Twins play through rain
MINNEAPOLIS -- Jake Odorizzi took the ball on a drizzly night in Philadelphia earlier this season. The steady rain caused him to have trouble with his grip from the beginning. He was taken out before getting out of the first inning, the shortest start of his career.
Odorizzi again was the starter on a wet night as the Twins and Blue Jays got underway at 7:34 p.m. Wednesday, April17, at Target Field, a delay of 54 minutes. Despite the rain and conditions, it was a game the Twins were determined to play if at all possible.
“We almost always prefer to avoid doubleheaders,” manager Rocco Baldelli said. “Maybe there’s a very particular situation where it does make sense. … There are just other things you have to factor in when you start adding doubleheaders to the schedule.”
If they hadn’t been able to play, a number of factors would have come into play. For one, the Blue Jays, an American League East team, do not come back to Minnesota this season. Meanwhile, Thursday is a 12:10 p.m. getaway day game for the Twins, who are scheduled to head to Baltimore at night.
That meant if Wednesday’s game had been postponed, it would have either have had to be made up on mutual off day when the Blue Jays would have to return to Minneapolis or on Thursday, which would mean the Twins wouldn’t get in to Baltimore until the middle of the night.

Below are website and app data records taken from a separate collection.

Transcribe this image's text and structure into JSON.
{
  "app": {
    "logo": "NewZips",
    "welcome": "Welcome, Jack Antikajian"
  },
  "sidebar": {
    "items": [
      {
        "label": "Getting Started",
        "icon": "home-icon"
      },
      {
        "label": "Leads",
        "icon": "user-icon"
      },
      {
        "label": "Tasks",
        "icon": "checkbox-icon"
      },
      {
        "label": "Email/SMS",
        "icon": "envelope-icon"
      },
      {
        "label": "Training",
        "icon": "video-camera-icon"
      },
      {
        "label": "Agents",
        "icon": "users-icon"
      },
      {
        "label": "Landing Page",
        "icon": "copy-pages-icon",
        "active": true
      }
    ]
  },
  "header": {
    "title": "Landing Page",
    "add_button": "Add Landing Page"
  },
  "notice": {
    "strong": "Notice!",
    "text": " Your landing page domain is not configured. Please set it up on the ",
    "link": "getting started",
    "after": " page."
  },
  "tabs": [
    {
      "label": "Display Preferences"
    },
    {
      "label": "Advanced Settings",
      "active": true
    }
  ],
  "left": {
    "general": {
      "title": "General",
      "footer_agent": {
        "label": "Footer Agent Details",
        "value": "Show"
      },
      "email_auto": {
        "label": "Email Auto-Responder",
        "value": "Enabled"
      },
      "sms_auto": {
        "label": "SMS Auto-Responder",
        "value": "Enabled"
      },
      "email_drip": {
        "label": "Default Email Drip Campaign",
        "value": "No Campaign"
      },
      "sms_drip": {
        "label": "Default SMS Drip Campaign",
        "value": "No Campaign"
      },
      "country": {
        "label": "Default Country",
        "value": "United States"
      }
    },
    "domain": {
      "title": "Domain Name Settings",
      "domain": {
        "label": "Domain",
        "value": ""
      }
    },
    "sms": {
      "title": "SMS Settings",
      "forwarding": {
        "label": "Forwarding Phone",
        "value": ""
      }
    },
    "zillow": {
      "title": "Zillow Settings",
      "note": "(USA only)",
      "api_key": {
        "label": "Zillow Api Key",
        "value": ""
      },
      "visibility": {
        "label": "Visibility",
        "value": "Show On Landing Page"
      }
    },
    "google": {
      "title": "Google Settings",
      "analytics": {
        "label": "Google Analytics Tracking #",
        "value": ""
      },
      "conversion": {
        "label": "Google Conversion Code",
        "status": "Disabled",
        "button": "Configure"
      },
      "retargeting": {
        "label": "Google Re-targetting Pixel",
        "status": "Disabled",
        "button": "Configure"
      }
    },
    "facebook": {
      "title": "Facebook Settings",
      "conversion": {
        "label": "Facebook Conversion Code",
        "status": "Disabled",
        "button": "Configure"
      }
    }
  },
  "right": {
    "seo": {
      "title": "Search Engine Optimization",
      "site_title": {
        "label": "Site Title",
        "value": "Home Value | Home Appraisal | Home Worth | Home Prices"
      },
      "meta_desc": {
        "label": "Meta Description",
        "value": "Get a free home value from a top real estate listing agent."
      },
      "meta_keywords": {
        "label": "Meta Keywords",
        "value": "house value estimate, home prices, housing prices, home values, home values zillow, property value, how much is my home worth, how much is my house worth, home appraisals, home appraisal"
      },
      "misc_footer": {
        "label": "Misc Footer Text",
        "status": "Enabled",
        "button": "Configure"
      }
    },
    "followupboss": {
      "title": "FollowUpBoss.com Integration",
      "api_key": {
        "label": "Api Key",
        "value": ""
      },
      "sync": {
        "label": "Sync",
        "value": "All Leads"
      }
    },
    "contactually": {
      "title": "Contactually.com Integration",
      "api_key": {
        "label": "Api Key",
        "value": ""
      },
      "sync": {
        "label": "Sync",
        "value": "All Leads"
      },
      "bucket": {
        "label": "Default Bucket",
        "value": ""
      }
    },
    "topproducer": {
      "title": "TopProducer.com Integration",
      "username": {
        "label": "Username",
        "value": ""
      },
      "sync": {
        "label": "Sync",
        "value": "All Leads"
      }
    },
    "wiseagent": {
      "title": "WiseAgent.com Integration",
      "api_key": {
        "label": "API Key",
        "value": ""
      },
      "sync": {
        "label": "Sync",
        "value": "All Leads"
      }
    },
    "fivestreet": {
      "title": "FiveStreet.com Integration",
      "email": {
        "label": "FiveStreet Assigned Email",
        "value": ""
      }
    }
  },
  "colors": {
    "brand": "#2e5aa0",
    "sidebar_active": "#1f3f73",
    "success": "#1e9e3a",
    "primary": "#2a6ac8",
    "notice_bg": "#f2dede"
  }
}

“Neither is a fantastic outcome,” Baldelli said. “… There are definitely arguments and I don’t even know if some of it is psychological to just knock the games out as soon as possible where you don’t have to put these doubleheaders off into the future and know they’re coming.”
And that’s not even to mention Friday, when the forecast in Baltimore is for even more rain.
“We’ve been talking about the weather as much as anything, and it’s a lot more fun to talk about the players, but it is what it is,” Baldelli said.
Royal Rumble of skippers?
White Sox manager Rick Renteria and Royals manager Ned Yost had to be restrained from each other Wednesday afternoon after a bench-clearing fracas that followed Kansas City pitcher Brad Keller plunking Chicago’s Tim Anderson, who had tossed his bat after an earlier home run. The two managers were jawing at each other, sparking a discussion in the bowels of Target Field of who would win if they actually fought.
To that end, Baldelli was asked if all 30 managers were put in a ring, Royal Rumble-style, who his pick to win would be. Baldelli, after thinking about it, responded with an outside-the-box pick.
Cleveland manager Terry Francona, he said.
“Tito might win because no one would want to do anything to him,” Baldelli said. “He’d have them laughing about something and he would end up the last one in the ring and the second to last would end up jumping out. They’d just give it to him.”
Baldelli, at 37, is the youngest manager of the group, and his athletic skills in his younger days are well reported. So, how would he fare?
“I’d go sit in the corner with (Rays manager Kevin Cash) and (Blue Jays manager) Charlie (Montoyo) and BS about some stuff,” Baldelli said. “We would have fun with it somehow. I’d make fun of Charlie’s wrestling outfit, that’s for sure.”